Resources

  • SNITCHING: Criminal Informants and the Erosion of American Justice
  • U.S. Attorney General's Guidelines on the FBI's Use of Confidential Human Sources
  • Sarah Stillman, The Throwaways, The New Yorker (2012) (article on the use of juvenile informants)

Recent Blog Posts

Sunday, April 12, 2020

Bulk arrests and convictions based on unreliable informants

This story from Tennessee reminded me of the high profile snitch debacle in Hearne, Texas in which a confidential informant working for the local drug task force set up dozens of innocent African Americans.  Similarly, in Tracy City, Tennessee, the city and the police department are being sued by an innocent couple who--along with 29 other people--were set up by an unsupervised drug informant.  Here is an excerpt from the story:

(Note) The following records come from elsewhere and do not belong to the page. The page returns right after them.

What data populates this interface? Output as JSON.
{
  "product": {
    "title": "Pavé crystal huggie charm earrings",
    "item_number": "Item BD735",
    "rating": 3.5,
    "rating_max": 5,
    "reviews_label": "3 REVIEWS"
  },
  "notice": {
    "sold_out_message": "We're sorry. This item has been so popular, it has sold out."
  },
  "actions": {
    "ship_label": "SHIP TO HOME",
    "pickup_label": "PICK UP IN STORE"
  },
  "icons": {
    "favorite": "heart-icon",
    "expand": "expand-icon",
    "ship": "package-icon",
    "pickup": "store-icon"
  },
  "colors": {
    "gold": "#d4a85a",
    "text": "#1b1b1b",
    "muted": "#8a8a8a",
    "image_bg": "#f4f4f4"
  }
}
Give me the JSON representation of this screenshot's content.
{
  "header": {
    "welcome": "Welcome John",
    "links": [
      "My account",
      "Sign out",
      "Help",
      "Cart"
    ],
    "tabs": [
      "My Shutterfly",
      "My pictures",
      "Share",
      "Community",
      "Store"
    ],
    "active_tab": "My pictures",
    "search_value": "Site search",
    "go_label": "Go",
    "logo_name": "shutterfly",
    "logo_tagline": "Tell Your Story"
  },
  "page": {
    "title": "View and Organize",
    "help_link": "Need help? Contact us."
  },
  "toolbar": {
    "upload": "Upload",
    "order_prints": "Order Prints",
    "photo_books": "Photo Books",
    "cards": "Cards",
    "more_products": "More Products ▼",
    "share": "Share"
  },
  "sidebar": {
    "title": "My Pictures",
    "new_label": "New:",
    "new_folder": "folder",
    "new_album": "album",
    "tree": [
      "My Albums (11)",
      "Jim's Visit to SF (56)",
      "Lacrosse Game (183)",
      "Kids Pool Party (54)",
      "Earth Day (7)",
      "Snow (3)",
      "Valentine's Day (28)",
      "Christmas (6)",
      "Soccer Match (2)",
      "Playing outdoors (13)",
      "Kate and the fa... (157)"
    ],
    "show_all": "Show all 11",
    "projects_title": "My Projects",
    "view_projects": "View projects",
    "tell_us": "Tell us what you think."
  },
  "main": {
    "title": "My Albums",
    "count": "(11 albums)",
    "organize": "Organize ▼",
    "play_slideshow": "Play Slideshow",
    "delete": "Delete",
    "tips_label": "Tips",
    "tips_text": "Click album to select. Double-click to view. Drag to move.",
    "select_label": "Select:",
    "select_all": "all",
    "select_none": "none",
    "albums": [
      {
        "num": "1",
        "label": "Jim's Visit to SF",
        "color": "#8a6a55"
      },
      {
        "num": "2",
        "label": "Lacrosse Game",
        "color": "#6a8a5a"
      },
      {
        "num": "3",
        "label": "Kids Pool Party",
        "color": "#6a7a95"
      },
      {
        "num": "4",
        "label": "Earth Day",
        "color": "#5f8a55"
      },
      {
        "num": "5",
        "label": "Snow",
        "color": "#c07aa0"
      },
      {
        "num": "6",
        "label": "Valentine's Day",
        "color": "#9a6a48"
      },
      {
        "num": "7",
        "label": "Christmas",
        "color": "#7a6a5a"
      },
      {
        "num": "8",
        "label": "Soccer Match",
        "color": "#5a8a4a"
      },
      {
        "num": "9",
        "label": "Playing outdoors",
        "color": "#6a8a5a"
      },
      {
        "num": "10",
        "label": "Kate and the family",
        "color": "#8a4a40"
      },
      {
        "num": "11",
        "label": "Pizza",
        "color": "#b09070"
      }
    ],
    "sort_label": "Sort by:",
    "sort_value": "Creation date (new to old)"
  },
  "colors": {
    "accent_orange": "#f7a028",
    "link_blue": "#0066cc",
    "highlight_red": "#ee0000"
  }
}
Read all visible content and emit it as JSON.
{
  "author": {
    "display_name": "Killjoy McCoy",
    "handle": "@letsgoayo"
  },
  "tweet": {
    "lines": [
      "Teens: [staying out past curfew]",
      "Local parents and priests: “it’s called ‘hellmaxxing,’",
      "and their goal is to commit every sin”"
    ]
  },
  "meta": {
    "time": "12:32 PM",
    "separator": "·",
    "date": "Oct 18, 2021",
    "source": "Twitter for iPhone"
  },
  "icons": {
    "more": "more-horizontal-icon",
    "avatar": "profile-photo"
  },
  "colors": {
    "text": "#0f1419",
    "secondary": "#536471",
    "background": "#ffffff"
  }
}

"Tina Prater walked into the police station with a reputation as a drug addict and a con artist. She walked out with a tape recorder, some cash and a mission: help the police chief arrest anyone whose name made it onto their list. Prater, 47, has admitted in a sworn affidavit that she framed people while working as a confidential informant for the Tracy City Police Department in 2017. She recruited imposters to act as other people, recorded audio of purported drug deals and turned the tapes over to Chief Charlie Wilder, who oversees just four officers in one of Tennessee's poorest and most drug-addicted counties."

And here is another story just like these two, in which a Florida drug informant admitted that she set up innocent people by fabricating drug deals: she did it in exchange for money, a home, and custody of her children.